- [TASK OBJECTIVE]
Exact copy without images: repeat every entry as written.

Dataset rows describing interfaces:
┄┄┄┄┄┄┄┄┄┄
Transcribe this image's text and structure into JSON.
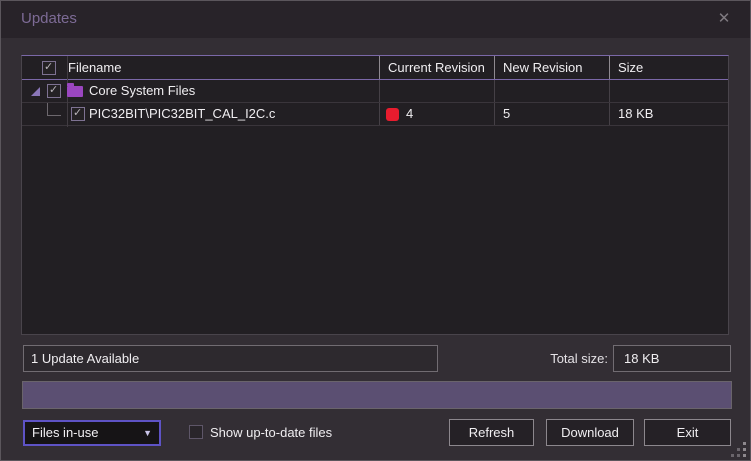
{
  "window": {
    "title": "Updates"
  },
  "icons": {
    "close": "✕",
    "check": "✓",
    "dropdown_arrow": "▼"
  },
  "table": {
    "columns": [
      "Filename",
      "Current Revision",
      "New Revision",
      "Size"
    ],
    "rows": [
      {
        "type": "folder",
        "name": "Core System Files",
        "checked": true,
        "expanded": true,
        "current_revision": "",
        "new_revision": "",
        "size": ""
      },
      {
        "type": "file",
        "name": "PIC32BIT\\PIC32BIT_CAL_I2C.c",
        "checked": true,
        "current_revision": "4",
        "new_revision": "5",
        "size": "18 KB",
        "status_color": "#e81c2e"
      }
    ]
  },
  "status": {
    "updates_text": "1 Update Available",
    "total_size_label": "Total size:",
    "total_size_value": "18 KB"
  },
  "progress": {
    "percent": 100
  },
  "controls": {
    "filter_value": "Files in-use",
    "show_uptodate_label": "Show up-to-date files",
    "show_uptodate_checked": false,
    "buttons": [
      {
        "label": "Refresh"
      },
      {
        "label": "Download"
      },
      {
        "label": "Exit"
      }
    ]
  },
  "colors": {
    "window_bg": "#332e34",
    "titlebar_bg": "#282329",
    "table_bg": "#221f23",
    "accent_purple": "#7b68a8",
    "title_text": "#7d6b96",
    "dropdown_border": "#5e53c5",
    "status_red": "#e81c2e",
    "progress_fill": "#5b4f72",
    "folder_purple": "#9a46c0"
  }
}
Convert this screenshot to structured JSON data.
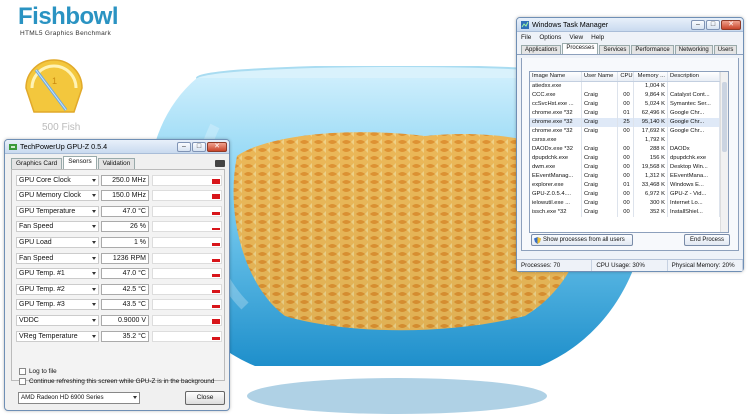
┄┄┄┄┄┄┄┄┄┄
- [EXERCISE SOLUTION]
Transcribe this image's text and structure into JSON.
{
  "window": {
    "title": "Updates"
  },
  "icons": {
    "close": "✕",
    "check": "✓",
    "dropdown_arrow": "▼"
  },
  "table": {
    "columns": [
      "Filename",
      "Current Revision",
      "New Revision",
      "Size"
    ],
    "rows": [
      {
        "type": "folder",
        "name": "Core System Files",
        "checked": true,
        "expanded": true,
        "current_revision": "",
        "new_revision": "",
        "size": ""
      },
      {
        "type": "file",
        "name": "PIC32BIT\\PIC32BIT_CAL_I2C.c",
        "checked": true,
        "current_revision": "4",
        "new_revision": "5",
        "size": "18 KB",
        "status_color": "#e81c2e"
      }
    ]
  },
  "status": {
    "updates_text": "1 Update Available",
    "total_size_label": "Total size:",
    "total_size_value": "18 KB"
  },
  "progress": {
    "percent": 100
  },
  "controls": {
    "filter_value": "Files in-use",
    "show_uptodate_label": "Show up-to-date files",
    "show_uptodate_checked": false,
    "buttons": [
      {
        "label": "Refresh"
      },
      {
        "label": "Download"
      },
      {
        "label": "Exit"
      }
    ]
  },
  "colors": {
    "window_bg": "#332e34",
    "titlebar_bg": "#282329",
    "table_bg": "#221f23",
    "accent_purple": "#7b68a8",
    "title_text": "#7d6b96",
    "dropdown_border": "#5e53c5",
    "status_red": "#e81c2e",
    "progress_fill": "#5b4f72",
    "folder_purple": "#9a46c0"
  }
}
Convert this screenshot to structured JSON data.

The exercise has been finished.